What does this mean? For device makers and pharmaceutical companies, there are three paths. The first is to take on risk for the medications and devices across the market (see The Chain Continues – Value-Based Payment Moves To Devices & Pharma). The second path is for pharmaceutical and device companies to form more cooperative relationships with provider organizations and payers to assume ‘best practice’ use of the intervention. And third, the vertical integration that is creating integrated and exclusive provider networks expand to include specific pharmaceutical agents and devices (see Catching The Wave). And, for the health systems enrolled in the bundled rate initiatives, strategies to decrease readmissions and the use of more expensive post-acute care settings are keys to success.
If you’re one of those executives with a behavioral health provider organization, you may be asking yourself exactly what is that opportunity here? The short answer is that the success of most medical interventions—whether hospital-based, medication, or device—is dependent on consumer activation, consumer engagement and motivation, consumer mental health, consumer use of addictive substances, and consumer connection with social services. These are skill sets where physical health professionals (and organizations) specialists have a limited repertoire and a collaborative relationship with an organization with behavioral health expertise could be great for all stakeholders.
To pursue these types of opportunities requires a measured approach. First, are these types of collaborations a service area of strategic interest to your organization? What would the ideal service package concept look like? Second, who are the “players” in your service area that are participating in the CMS Medicare bundled rate initiatives (these are likely hospital-owned integrated delivery systems and Medicare ACOs) or health plans with outcomes-based contracting for medications or devices? Third is market research—are any of those “players” interested in care coordination/wrap around services for this population? If so, how similar or different are their needs from your ideal program? Fourth, is the opportunity worth the expense of developing a specialized program and a “proof of concept” pilot program in conjunction with the health plan or health system? While these are complicated questions to answer, for the right behavioral health organization, they represent a great market opportunity.
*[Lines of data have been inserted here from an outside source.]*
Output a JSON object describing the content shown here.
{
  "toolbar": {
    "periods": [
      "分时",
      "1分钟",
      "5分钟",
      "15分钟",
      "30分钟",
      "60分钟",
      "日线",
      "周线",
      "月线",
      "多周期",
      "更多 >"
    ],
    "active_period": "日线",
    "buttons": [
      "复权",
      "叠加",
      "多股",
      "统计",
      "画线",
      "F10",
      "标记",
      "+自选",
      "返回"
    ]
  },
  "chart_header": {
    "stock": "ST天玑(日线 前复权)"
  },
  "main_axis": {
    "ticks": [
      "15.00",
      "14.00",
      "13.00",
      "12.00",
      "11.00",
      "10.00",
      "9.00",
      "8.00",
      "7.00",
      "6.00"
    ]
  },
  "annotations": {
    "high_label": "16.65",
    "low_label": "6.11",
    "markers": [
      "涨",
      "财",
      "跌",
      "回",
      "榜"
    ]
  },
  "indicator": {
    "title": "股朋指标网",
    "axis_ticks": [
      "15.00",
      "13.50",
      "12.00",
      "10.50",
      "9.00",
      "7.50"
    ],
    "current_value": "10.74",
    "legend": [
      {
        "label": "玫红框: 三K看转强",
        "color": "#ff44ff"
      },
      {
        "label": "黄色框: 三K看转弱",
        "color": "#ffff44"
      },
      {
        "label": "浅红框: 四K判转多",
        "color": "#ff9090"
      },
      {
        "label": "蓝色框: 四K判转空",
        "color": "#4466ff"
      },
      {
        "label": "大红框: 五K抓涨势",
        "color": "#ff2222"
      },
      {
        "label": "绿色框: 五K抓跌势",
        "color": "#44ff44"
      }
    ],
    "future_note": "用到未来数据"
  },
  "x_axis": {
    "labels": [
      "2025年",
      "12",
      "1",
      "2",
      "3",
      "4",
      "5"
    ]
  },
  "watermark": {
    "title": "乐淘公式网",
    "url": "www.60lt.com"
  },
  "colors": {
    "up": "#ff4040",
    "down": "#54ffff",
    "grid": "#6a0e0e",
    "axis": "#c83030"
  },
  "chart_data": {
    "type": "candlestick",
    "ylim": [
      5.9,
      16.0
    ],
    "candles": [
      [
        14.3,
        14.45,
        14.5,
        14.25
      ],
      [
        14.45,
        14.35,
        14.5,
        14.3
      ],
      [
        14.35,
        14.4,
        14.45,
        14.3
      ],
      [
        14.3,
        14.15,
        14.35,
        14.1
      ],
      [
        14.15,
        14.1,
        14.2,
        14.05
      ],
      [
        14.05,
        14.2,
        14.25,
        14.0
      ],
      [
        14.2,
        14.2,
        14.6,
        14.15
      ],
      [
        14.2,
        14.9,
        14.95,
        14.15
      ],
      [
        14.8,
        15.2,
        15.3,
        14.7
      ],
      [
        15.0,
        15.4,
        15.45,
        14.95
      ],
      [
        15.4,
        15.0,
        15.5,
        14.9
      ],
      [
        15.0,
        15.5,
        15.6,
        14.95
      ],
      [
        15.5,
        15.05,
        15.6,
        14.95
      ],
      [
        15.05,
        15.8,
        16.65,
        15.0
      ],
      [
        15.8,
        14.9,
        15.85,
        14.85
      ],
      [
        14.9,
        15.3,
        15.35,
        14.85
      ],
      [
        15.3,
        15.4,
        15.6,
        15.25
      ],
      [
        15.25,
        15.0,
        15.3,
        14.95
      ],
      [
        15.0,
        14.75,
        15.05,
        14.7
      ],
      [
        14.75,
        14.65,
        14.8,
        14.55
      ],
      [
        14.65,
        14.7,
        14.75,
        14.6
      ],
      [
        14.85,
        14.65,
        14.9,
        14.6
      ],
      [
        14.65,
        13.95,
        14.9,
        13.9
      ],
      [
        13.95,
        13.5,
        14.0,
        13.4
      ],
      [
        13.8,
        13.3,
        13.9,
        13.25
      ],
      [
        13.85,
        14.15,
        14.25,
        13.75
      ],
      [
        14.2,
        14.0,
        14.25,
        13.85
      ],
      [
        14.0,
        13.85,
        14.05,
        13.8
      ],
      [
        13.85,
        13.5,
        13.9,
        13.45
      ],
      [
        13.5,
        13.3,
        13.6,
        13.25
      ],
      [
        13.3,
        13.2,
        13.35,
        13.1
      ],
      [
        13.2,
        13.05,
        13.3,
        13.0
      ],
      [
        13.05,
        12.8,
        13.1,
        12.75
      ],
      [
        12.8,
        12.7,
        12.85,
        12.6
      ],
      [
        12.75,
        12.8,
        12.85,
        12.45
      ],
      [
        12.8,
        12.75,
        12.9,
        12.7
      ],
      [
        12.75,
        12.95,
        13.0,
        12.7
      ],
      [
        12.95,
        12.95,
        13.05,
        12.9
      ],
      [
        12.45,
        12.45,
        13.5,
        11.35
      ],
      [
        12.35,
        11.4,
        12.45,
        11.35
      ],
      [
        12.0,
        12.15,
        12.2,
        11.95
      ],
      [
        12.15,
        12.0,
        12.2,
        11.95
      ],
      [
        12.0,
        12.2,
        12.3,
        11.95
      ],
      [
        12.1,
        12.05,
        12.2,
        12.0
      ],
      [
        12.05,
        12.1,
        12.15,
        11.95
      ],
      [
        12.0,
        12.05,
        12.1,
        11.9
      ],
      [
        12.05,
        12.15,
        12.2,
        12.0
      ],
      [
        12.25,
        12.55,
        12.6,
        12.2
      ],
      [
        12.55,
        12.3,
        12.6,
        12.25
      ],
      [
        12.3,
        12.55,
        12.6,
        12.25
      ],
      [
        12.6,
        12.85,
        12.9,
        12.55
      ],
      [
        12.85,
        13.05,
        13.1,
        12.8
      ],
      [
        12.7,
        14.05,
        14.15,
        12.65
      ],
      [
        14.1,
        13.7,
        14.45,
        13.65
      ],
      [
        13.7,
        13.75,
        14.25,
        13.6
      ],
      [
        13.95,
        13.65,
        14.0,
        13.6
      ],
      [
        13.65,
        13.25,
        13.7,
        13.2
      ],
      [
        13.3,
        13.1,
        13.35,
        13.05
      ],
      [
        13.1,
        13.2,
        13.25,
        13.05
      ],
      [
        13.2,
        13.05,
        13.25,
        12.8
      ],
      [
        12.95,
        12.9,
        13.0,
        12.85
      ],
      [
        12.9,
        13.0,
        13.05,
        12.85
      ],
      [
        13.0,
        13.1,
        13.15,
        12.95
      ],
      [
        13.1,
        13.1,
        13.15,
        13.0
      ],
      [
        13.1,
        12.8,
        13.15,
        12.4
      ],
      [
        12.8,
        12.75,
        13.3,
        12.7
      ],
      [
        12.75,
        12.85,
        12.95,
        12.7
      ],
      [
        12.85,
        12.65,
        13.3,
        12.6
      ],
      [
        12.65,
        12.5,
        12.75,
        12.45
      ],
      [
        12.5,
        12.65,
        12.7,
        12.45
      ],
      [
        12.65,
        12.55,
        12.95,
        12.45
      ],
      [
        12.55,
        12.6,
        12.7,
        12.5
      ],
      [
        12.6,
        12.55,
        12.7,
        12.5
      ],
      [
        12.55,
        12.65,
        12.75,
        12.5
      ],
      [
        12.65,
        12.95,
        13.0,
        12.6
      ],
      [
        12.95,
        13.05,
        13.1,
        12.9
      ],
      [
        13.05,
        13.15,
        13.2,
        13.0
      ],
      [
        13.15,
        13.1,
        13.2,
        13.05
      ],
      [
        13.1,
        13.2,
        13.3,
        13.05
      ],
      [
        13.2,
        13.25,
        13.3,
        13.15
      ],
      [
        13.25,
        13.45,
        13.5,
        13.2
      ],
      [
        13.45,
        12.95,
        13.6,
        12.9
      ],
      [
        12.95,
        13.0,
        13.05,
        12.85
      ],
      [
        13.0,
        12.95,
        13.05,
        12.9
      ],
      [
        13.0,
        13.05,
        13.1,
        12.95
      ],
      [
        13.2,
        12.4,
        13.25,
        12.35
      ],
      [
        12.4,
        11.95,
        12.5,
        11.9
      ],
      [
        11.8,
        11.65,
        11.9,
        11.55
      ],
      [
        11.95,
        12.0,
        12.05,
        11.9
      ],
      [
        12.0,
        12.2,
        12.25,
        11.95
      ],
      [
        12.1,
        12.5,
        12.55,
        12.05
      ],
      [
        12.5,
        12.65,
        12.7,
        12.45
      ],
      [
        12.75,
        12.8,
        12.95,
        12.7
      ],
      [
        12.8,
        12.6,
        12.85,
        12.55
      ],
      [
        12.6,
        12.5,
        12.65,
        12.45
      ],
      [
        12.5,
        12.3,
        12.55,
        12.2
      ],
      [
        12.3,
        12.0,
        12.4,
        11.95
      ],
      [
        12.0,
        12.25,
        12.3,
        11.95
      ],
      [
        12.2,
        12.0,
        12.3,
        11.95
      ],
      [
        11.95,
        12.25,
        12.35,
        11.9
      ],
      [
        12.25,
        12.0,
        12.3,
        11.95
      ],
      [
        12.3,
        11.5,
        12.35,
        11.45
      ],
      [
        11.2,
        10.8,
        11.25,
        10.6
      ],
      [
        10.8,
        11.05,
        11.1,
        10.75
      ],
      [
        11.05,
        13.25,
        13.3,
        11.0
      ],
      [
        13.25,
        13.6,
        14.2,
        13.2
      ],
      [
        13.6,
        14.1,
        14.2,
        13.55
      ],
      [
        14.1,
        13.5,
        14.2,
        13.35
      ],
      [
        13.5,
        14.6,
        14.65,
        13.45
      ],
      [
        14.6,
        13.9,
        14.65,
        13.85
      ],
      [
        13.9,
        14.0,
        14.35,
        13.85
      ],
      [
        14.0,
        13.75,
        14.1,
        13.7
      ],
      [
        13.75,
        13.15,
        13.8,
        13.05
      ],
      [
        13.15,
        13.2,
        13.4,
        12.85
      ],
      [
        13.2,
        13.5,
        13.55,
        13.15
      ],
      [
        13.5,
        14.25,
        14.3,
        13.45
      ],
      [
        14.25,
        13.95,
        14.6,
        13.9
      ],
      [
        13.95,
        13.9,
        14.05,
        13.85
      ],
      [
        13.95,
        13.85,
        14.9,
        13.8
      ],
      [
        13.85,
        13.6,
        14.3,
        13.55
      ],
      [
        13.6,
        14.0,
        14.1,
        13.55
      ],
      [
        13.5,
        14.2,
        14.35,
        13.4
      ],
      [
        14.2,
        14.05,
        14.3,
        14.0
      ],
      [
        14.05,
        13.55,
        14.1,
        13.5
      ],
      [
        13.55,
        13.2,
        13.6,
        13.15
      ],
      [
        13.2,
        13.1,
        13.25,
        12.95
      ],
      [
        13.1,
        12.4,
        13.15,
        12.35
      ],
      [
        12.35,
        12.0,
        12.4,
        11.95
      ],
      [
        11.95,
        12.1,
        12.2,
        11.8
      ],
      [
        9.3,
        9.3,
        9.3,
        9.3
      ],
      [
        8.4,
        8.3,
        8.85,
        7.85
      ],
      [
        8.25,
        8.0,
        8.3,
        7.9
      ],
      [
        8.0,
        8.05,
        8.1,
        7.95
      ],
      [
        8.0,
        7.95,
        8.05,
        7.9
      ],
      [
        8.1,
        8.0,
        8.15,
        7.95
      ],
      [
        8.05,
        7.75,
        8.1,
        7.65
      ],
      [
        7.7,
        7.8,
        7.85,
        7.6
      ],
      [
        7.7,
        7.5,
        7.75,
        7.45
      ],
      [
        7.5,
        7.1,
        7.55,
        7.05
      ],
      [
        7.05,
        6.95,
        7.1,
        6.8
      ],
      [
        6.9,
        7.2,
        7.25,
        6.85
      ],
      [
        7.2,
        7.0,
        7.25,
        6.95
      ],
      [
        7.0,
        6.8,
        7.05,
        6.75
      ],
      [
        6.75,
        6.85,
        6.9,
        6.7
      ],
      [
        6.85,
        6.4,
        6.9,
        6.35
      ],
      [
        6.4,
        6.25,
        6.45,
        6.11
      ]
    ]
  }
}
For too long, executives of behavioral health organizations have said they need to get past just getting paid for the behavioral health services and are in the value they bring to the health system. This is one of those opportunities.
For more, check out The Value-Based Reimbursement Steeplechase and The Chain Continues – Value-Based Payment Moves To Devices & Pharma. And be sure to join my colleague, OPEN MINDS Advisory Board Member Richard Louis, III on September 17 for his 2018 OPEN MINDS Executive Leadership Retreat Executive Seminar, “How To Build Value-Based Payer Partnerships: An OPEN MINDS Executive Seminar On Best Practices In Marketing, Negotiating, & Contracting With Health Plans.”